In Study 1, the Academic Motivation Scale – Chemistry (AMS-Chemistry) was developed as an instrument based on the self-determination continuum to measure seven types of student motivation toward specific chemistry courses. Data gathered with AMS in college chemistry courses showed that AMS was a suitable candidate for modification. Based on expert panel discussions and cognitive interviews, AMS-Chemistry was developed. AMS-Chemistry was administered to university students in a general chemistry course as pre/post-test. Internal structure validity evidence was also collected. Results showed that students were more extrinsically motivated toward chemistry on average, and there was an overall motivational difference favoring males with a medium effect size. Correlation studies revealed that intrinsic motivation subscales were positively associated with student academic achievement at the end of the semester. Results also showed that students who persisted in class attendance scored significant differently on the set of motivation subscales. This study suggests that AMS-Chemistry is easy to administer and can be used to better understand students’ motivation status and how it might change across the curriculum. Faculty interested in promoting student intrinsic motivation may also use AMS-Chemistry to evaluate the impact of their efforts.

In Study 2, AMS-Chemistry was used to examine student motivation and determine how motivation is related to academic achievement at different points in time in organic chemistry courses. This study was conducted in two organic chemistry courses where one course was primarily lecture-based and the other implemented flipped classroom and peer-lead team learning (Flip-PLTL) pedagogies. Descriptive statistics showed that students in both courses were more extrinsically motivated and their motivation moved in negative directions across the semester. Factorial multivariate analysis of covariance revealed a main effect of pedagogical approach. Students in the Flip-PLTL environment were significantly less lack of motivation toward chemistry at the end of the semester while controlling for the motivation pre-test scores; however, there was no evidence for sex main effect and interaction effect between sex and pedagogical approach. Correlation results revealed variable relationships between motivation subscales and academic achievement at different time points. In general, intrinsic motivation subscales were significantly and positively correlated with student academic achievement; Amotivation was negatively correlated with academic achievement.

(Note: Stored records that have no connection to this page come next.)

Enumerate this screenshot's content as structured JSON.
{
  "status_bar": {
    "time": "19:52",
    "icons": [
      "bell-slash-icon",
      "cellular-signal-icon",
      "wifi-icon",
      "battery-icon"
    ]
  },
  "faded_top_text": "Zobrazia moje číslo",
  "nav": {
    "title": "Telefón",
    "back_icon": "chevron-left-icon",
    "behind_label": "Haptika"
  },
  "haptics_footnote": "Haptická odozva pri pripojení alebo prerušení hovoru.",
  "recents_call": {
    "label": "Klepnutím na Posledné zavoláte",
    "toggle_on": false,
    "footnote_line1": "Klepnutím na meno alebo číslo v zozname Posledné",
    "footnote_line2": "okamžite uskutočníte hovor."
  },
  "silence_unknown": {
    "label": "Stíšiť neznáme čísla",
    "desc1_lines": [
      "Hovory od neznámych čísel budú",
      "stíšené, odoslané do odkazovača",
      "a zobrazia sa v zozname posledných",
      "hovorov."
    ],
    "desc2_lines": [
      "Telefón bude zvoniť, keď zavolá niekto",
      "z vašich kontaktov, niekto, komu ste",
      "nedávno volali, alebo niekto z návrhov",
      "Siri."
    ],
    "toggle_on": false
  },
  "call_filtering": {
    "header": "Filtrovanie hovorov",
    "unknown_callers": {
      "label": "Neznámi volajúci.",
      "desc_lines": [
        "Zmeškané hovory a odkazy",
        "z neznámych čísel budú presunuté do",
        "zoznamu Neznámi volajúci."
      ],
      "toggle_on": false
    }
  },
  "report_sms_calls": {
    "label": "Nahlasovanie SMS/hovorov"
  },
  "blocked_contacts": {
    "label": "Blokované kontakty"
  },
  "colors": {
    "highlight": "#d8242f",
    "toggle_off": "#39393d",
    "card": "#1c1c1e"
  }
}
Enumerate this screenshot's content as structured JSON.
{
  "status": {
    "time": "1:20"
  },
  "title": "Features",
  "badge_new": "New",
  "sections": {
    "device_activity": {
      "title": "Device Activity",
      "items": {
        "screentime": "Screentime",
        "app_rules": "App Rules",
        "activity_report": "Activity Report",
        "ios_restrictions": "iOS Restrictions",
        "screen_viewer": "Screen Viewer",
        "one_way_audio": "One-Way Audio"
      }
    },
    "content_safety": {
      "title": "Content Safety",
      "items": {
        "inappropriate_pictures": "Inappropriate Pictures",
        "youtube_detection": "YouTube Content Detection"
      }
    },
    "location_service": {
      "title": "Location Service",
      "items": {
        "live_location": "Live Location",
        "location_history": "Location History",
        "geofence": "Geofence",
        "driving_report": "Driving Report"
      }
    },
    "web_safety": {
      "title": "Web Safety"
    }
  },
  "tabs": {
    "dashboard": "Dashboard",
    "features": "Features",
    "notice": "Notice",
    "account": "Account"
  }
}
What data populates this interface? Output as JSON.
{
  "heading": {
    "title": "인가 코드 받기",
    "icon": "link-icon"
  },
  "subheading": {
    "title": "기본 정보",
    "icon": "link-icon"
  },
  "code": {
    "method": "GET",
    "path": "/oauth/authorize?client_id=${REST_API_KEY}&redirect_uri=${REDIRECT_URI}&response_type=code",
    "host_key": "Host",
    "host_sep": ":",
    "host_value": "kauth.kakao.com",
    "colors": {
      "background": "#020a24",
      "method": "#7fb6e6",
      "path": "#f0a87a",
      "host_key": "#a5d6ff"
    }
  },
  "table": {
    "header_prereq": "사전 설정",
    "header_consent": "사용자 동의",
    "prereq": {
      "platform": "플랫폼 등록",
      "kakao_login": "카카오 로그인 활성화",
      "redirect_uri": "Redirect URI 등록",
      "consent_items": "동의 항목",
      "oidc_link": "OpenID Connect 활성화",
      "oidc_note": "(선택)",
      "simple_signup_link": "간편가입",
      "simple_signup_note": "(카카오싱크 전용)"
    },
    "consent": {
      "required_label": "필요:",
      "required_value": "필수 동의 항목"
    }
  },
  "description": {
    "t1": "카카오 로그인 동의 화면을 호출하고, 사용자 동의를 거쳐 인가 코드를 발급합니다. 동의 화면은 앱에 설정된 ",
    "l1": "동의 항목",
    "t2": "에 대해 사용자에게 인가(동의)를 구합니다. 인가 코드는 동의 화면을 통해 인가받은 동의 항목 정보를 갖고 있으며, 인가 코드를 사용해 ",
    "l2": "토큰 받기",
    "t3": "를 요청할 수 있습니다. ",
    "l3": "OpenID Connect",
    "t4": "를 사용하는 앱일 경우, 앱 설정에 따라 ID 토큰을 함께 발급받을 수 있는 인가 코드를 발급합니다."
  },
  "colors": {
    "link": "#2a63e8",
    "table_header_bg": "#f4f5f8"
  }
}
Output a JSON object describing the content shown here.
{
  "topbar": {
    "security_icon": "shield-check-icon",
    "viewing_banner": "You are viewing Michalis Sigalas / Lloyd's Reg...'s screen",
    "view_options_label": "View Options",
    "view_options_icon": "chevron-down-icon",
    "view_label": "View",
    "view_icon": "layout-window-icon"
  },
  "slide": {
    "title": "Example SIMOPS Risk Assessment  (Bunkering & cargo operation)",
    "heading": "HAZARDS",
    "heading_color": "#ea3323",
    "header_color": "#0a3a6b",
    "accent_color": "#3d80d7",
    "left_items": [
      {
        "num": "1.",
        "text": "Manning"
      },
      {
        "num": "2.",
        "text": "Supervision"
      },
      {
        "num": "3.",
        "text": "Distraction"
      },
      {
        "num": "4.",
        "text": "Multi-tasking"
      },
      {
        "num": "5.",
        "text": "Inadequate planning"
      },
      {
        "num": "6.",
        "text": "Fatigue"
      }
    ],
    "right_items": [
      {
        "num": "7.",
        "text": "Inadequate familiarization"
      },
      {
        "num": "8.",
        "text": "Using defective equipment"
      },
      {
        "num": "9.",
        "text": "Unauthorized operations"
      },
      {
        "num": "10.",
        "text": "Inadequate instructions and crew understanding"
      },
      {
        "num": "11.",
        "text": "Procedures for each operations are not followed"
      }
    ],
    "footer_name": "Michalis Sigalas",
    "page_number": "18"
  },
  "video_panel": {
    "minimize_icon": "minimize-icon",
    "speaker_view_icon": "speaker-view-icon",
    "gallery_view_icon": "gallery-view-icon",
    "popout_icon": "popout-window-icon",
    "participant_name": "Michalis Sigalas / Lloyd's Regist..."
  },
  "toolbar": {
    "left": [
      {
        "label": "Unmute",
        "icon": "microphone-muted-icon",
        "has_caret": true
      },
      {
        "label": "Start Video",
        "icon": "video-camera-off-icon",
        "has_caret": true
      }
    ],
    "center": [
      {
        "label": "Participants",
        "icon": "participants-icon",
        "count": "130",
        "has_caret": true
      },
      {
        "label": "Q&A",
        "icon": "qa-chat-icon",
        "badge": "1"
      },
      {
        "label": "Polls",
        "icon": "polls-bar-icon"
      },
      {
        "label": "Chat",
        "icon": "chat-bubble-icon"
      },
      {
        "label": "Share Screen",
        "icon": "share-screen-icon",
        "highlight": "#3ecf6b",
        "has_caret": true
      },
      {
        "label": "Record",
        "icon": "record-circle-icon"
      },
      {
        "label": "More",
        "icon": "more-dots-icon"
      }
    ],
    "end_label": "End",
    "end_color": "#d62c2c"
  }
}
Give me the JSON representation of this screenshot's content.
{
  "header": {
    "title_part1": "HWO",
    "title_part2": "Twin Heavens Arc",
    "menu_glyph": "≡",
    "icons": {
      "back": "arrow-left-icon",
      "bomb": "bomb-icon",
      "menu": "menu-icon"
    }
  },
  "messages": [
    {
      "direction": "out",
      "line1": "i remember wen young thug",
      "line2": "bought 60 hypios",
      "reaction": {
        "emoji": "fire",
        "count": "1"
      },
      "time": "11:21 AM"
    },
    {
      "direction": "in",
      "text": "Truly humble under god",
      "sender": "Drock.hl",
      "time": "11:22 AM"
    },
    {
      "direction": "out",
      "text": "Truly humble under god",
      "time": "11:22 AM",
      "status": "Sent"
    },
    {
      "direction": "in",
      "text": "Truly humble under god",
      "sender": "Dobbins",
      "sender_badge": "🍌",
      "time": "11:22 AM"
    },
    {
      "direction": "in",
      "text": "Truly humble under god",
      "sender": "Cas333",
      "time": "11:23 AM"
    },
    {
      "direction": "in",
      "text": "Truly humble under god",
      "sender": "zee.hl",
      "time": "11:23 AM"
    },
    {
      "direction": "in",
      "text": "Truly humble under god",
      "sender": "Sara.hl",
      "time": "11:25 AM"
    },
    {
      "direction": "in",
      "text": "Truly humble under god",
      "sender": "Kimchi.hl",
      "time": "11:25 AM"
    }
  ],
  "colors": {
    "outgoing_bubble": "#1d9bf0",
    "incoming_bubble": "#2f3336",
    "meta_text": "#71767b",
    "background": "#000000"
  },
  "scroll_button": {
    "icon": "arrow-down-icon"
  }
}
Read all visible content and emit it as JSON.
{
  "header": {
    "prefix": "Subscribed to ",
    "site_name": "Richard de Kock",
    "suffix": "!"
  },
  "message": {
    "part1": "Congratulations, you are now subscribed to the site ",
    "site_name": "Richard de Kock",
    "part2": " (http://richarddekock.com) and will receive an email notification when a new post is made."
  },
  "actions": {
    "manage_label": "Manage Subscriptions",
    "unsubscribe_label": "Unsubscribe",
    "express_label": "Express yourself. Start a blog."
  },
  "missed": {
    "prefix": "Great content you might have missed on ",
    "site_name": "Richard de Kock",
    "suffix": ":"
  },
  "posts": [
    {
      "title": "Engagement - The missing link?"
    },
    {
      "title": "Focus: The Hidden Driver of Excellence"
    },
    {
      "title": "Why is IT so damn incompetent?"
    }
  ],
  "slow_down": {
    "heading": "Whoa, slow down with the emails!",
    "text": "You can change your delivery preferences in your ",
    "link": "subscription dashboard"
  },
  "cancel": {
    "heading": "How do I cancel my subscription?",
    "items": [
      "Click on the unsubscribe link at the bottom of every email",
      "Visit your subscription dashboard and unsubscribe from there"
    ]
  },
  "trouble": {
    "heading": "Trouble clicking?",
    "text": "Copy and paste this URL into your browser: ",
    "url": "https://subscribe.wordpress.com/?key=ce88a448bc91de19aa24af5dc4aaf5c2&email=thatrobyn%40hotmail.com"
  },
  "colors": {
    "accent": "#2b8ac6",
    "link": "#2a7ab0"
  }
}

The findings in this study showed the importance of Flip-PLTL pedagogies in improving student motivation toward chemistry.

In Study 3, students’ perceptions of basic psychological needs and intrinsic motivation were studied using instruments in accordance with SDT in first-year college chemistry courses. The interrelationships among the variables were also investigated. Students’ self-reported scores showed that they had positive perceptions with respect to the motivational variables where Process Oriented Guided Inquiry Learning (POGIL) was being implemented. Students’ written comments also provided evidence for their positive perceptions. Structural equation modeling results showed that it was viable to use SDT in the POGIL context, since the three basic needs explained a significant amount of variance in intrinsic motivation. The findings could help instructors become more aware of students’ perceptions of the learning environments in active learning settings, and therefore, instructors wishing to target student engagement are encouraged to implement active learning pedagogies, such as POGIL.

The research studies presented in this work contribute to our understanding of motivation as an important factor influencing student persistence in STEM fields in both traditional classroom and different active learning environments at the college level. Each study provided psychometric evidence for the use of instruments based on SDT in college chemistry courses. Chemistry educators can use these assessments to understand the nuances of student motivation. Findings from these assessments can then be used to design strategies to help students learn and/or to be more motivated toward chemistry. Also, this work highlights the importance of looking at the motivation of different groups of students, such as the underrepresented students, because their response trends may be different. Being aware of students’ different needs will help chemistry educators to understand how we can better increase students’ intrinsic motivation in our chemistry courses.